Alternatives to sausage and cheese - researchers are work-ing on two-stage fermentation of plant-based raw materials
Veggie cabanossi and Granvegano instead of Mettwurst (smoked pork sausage) and Grana Padano (parmesan cheese)? So far, the growing market for plant-based alternatives in the categories of raw milk cheese or raw sausage has hardly included any products that are fer-mented using starter cultures like their models. An interdisciplinary research team at the Uni-versity of Hohenheim in Germany wants to change this and is developing the necessary sci-entific basis. The focus of the investigation is the development of new processes and the use of suitable starter cultures to enable the production of fermented, plant-based premium prod-ucts.
To produce plant-based alternatives to raw milk cheese or raw sausage, the IGF researchers use peas as a raw material. (Photo: © Mareike Bähnisch)
Plant-based alternatives continue to grow
Whether for ecological, health or ethical reasons: The market for vegetarian or vegan alterna-tives to meat and dairy products is booming. In 2021, companies in this Germany produced almost 17 percent more meat substitutes compared to the previous year, and production in-creased by 62 percent compared to 2019, according to the German Federal Office of Statis-tics. Plant-based alternatives to dairy products are also undergoing a radical change: For example, sales of plant milk doubled between 2018 and 2020.

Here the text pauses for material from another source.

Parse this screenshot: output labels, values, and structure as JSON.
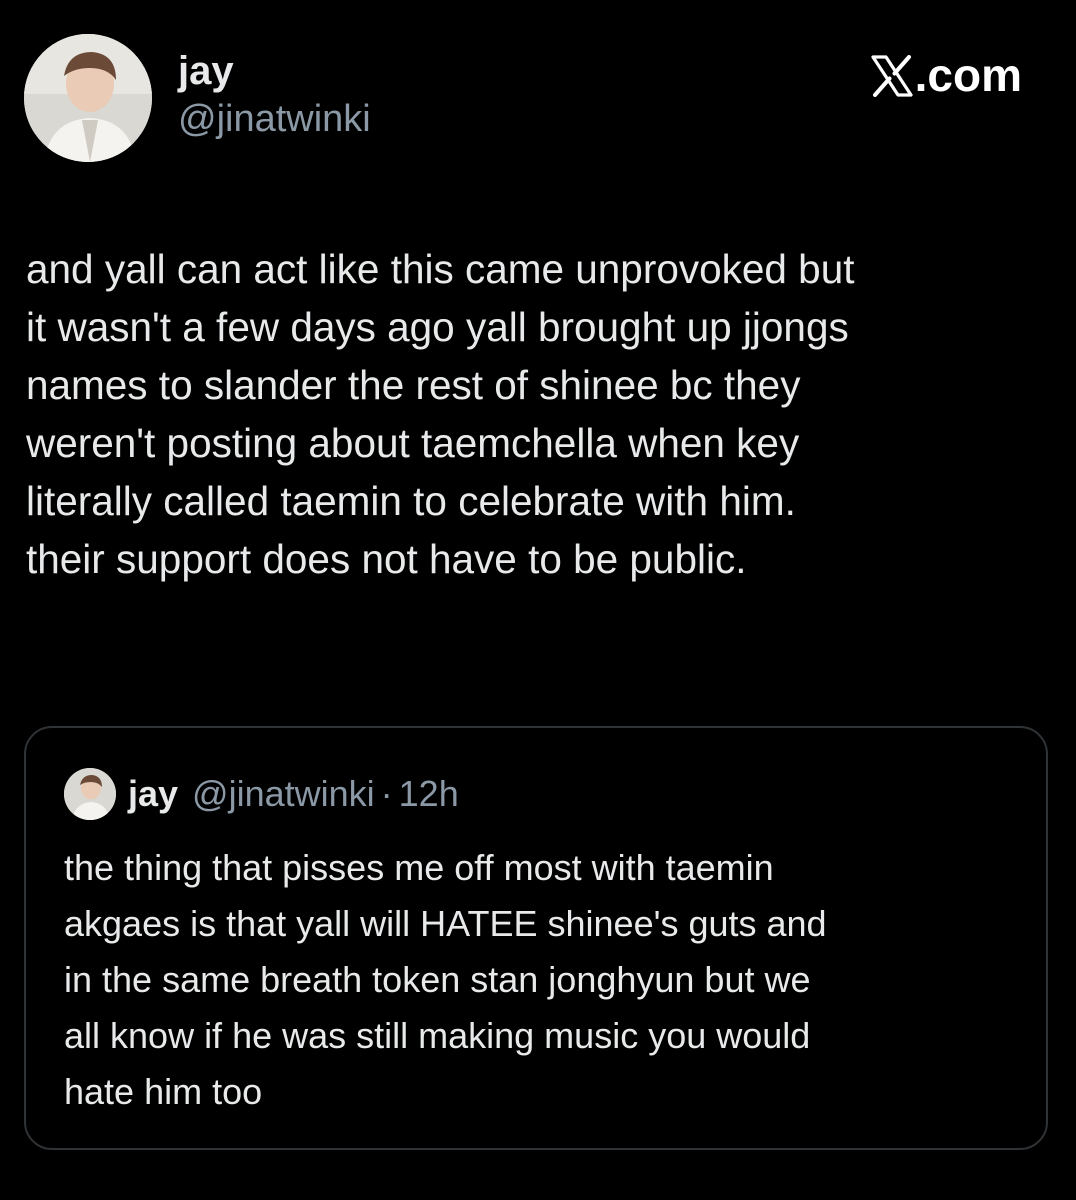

Against this background, the development of new processes based on fermentation is a cen-tral building block for producers to serve the growing market. With the help of this process, vegetable raw material matrices can be transformed into durable and high-quality products with appealing quality characteristics in terms of texture, aroma, taste and appearance.
Since 2021, an Industrial Cooperative Research (ICR) project has been researching how fermentation can be used to produce high-quality, plant-based products. The aim is to devel-op the scientific basis for the conception and production of alternative products to sliceable, fermented foods of animal origin. The project is being worked on by three research teams from the Institute of Food Science and Biotechnology at the University of Hohenheim in Ger-many: the departments of Food Material Science, Dairy Science and Technology, and Food Microbiology and Hygiene.
From sliceable to bakeable
Two-stage fermentation is used on the one hand to ensure food safety, and on the other hand to develop characteristic aromas during ripening. The research team uses protein-rich flours, including those made from pea and soy. Various strains of the genera pediococcus, lacto-coccus and streptococcus are used as starter cultures.
For subsequent ripening, the intermediate products are inoculated with suitable cultures such as yeasts or propionic acid bacteria: By selecting the ripening cultures, it should be possible to specifically adjust the texture, aroma, colour and appearance, but also the required pro-cessing properties such as sliceability, meltability or bakeability. The cooperation project combines microbiological, materials science and process engineering expertise with the aim of understanding the relationships between the metabolic activity of the microorganisms used, the formulation and structuring of the raw materials and the processing steps selected.